(Records excerpted from a collection)
----

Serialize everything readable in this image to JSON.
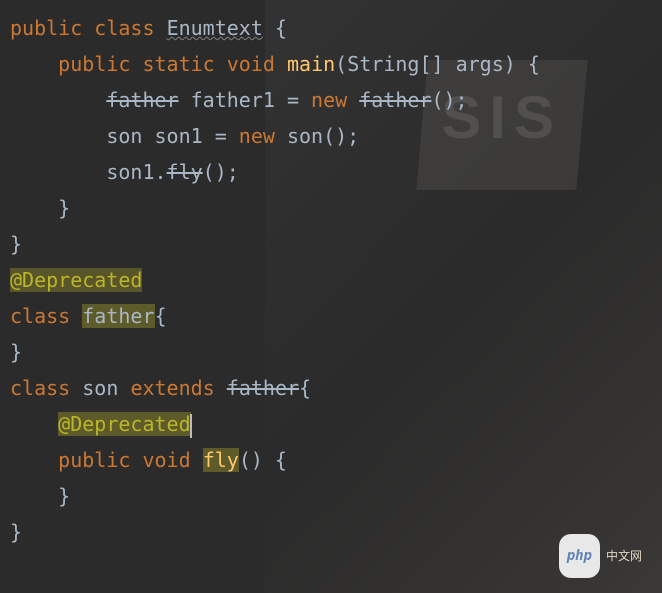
{
  "code": {
    "line1": {
      "public": "public",
      "class": "class",
      "name": "Enumtext",
      "brace": " {"
    },
    "line2": {
      "public": "public",
      "static": "static",
      "void": "void",
      "main": "main",
      "params": "(String[] args) {"
    },
    "line3": {
      "type": "father",
      "var": " father1 = ",
      "new": "new",
      "ctor": "father",
      "end": "();"
    },
    "line4": {
      "type": "son ",
      "var": "son1 = ",
      "new": "new",
      "ctor": " son();"
    },
    "line5": {
      "obj": "son1.",
      "method": "fly",
      "end": "();"
    },
    "line6": {
      "brace": "}"
    },
    "line7": {
      "brace": "}"
    },
    "line8": {
      "annotation": "@Deprecated"
    },
    "line9": {
      "class": "class",
      "name": "father",
      "brace": "{"
    },
    "line10": {
      "brace": "}"
    },
    "line11": {
      "class": "class",
      "name": " son ",
      "extends": "extends",
      "parent": "father",
      "brace": "{"
    },
    "line12": {
      "annotation": "@Deprecated"
    },
    "line13": {
      "public": "public",
      "void": "void",
      "name": "fly",
      "end": "() {"
    },
    "line14": {
      "brace": "}"
    },
    "line15": {
      "brace": "}"
    }
  },
  "watermark": {
    "logo": "php",
    "text": "中文网"
  },
  "bg_text": "SIS"
}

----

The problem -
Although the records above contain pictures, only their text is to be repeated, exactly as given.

Solution to this problem -
Serialize everything readable in this image to JSON.
{
  "code": {
    "line1": {
      "public": "public",
      "class": "class",
      "name": "Enumtext",
      "brace": " {"
    },
    "line2": {
      "public": "public",
      "static": "static",
      "void": "void",
      "main": "main",
      "params": "(String[] args) {"
    },
    "line3": {
      "type": "father",
      "var": " father1 = ",
      "new": "new",
      "ctor": "father",
      "end": "();"
    },
    "line4": {
      "type": "son ",
      "var": "son1 = ",
      "new": "new",
      "ctor": " son();"
    },
    "line5": {
      "obj": "son1.",
      "method": "fly",
      "end": "();"
    },
    "line6": {
      "brace": "}"
    },
    "line7": {
      "brace": "}"
    },
    "line8": {
      "annotation": "@Deprecated"
    },
    "line9": {
      "class": "class",
      "name": "father",
      "brace": "{"
    },
    "line10": {
      "brace": "}"
    },
    "line11": {
      "class": "class",
      "name": " son ",
      "extends": "extends",
      "parent": "father",
      "brace": "{"
    },
    "line12": {
      "annotation": "@Deprecated"
    },
    "line13": {
      "public": "public",
      "void": "void",
      "name": "fly",
      "end": "() {"
    },
    "line14": {
      "brace": "}"
    },
    "line15": {
      "brace": "}"
    }
  },
  "watermark": {
    "logo": "php",
    "text": "中文网"
  },
  "bg_text": "SIS"
}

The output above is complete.